What you should do — Could you set down every entry below exactly as it is?

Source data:
********

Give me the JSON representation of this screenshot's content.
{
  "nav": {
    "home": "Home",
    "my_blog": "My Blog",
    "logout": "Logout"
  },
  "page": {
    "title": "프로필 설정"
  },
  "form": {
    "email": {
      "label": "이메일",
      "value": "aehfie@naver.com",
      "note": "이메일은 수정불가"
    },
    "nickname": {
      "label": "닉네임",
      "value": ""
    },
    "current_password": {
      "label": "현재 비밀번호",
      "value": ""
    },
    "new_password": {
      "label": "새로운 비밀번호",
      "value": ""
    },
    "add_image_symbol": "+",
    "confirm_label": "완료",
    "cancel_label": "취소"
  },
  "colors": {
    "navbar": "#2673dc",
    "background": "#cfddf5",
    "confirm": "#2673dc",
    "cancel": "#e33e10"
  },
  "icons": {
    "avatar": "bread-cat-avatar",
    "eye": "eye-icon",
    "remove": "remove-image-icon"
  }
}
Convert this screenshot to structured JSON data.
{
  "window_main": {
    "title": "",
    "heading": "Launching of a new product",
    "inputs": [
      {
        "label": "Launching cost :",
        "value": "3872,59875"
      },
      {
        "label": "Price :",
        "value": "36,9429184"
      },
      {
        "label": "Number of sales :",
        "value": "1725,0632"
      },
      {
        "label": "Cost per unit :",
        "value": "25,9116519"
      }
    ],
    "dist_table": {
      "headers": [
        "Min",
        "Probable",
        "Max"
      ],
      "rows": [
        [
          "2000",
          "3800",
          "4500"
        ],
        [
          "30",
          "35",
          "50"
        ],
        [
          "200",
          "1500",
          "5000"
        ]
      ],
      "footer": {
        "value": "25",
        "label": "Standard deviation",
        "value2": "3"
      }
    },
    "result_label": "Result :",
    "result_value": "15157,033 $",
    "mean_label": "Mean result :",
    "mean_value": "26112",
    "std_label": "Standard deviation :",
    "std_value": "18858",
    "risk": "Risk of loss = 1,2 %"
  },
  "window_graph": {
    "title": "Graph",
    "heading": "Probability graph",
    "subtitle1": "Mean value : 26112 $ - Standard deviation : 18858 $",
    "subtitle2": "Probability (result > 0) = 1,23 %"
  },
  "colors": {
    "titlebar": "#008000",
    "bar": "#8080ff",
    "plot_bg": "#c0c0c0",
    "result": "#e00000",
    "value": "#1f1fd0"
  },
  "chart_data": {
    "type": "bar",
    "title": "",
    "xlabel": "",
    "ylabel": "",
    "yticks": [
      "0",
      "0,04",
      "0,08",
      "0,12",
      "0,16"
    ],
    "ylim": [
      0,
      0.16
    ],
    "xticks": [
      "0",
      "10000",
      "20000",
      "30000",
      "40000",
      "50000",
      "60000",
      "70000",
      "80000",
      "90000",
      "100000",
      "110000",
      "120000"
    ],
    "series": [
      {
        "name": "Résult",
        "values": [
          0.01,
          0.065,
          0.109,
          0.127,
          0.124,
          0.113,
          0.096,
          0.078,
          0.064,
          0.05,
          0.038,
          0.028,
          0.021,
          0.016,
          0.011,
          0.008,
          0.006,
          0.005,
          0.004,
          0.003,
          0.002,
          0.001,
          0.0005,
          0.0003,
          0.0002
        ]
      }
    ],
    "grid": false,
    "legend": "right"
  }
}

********

The completed task —
Give me the JSON representation of this screenshot's content.
{
  "nav": {
    "home": "Home",
    "my_blog": "My Blog",
    "logout": "Logout"
  },
  "page": {
    "title": "프로필 설정"
  },
  "form": {
    "email": {
      "label": "이메일",
      "value": "aehfie@naver.com",
      "note": "이메일은 수정불가"
    },
    "nickname": {
      "label": "닉네임",
      "value": ""
    },
    "current_password": {
      "label": "현재 비밀번호",
      "value": ""
    },
    "new_password": {
      "label": "새로운 비밀번호",
      "value": ""
    },
    "add_image_symbol": "+",
    "confirm_label": "완료",
    "cancel_label": "취소"
  },
  "colors": {
    "navbar": "#2673dc",
    "background": "#cfddf5",
    "confirm": "#2673dc",
    "cancel": "#e33e10"
  },
  "icons": {
    "avatar": "bread-cat-avatar",
    "eye": "eye-icon",
    "remove": "remove-image-icon"
  }
}
Convert this screenshot to structured JSON data.
{
  "window_main": {
    "title": "",
    "heading": "Launching of a new product",
    "inputs": [
      {
        "label": "Launching cost :",
        "value": "3872,59875"
      },
      {
        "label": "Price :",
        "value": "36,9429184"
      },
      {
        "label": "Number of sales :",
        "value": "1725,0632"
      },
      {
        "label": "Cost per unit :",
        "value": "25,9116519"
      }
    ],
    "dist_table": {
      "headers": [
        "Min",
        "Probable",
        "Max"
      ],
      "rows": [
        [
          "2000",
          "3800",
          "4500"
        ],
        [
          "30",
          "35",
          "50"
        ],
        [
          "200",
          "1500",
          "5000"
        ]
      ],
      "footer": {
        "value": "25",
        "label": "Standard deviation",
        "value2": "3"
      }
    },
    "result_label": "Result :",
    "result_value": "15157,033 $",
    "mean_label": "Mean result :",
    "mean_value": "26112",
    "std_label": "Standard deviation :",
    "std_value": "18858",
    "risk": "Risk of loss = 1,2 %"
  },
  "window_graph": {
    "title": "Graph",
    "heading": "Probability graph",
    "subtitle1": "Mean value : 26112 $ - Standard deviation : 18858 $",
    "subtitle2": "Probability (result > 0) = 1,23 %"
  },
  "colors": {
    "titlebar": "#008000",
    "bar": "#8080ff",
    "plot_bg": "#c0c0c0",
    "result": "#e00000",
    "value": "#1f1fd0"
  },
  "chart_data": {
    "type": "bar",
    "title": "",
    "xlabel": "",
    "ylabel": "",
    "yticks": [
      "0",
      "0,04",
      "0,08",
      "0,12",
      "0,16"
    ],
    "ylim": [
      0,
      0.16
    ],
    "xticks": [
      "0",
      "10000",
      "20000",
      "30000",
      "40000",
      "50000",
      "60000",
      "70000",
      "80000",
      "90000",
      "100000",
      "110000",
      "120000"
    ],
    "series": [
      {
        "name": "Résult",
        "values": [
          0.01,
          0.065,
          0.109,
          0.127,
          0.124,
          0.113,
          0.096,
          0.078,
          0.064,
          0.05,
          0.038,
          0.028,
          0.021,
          0.016,
          0.011,
          0.008,
          0.006,
          0.005,
          0.004,
          0.003,
          0.002,
          0.001,
          0.0005,
          0.0003,
          0.0002
        ]
      }
    ],
    "grid": false,
    "legend": "right"
  }
}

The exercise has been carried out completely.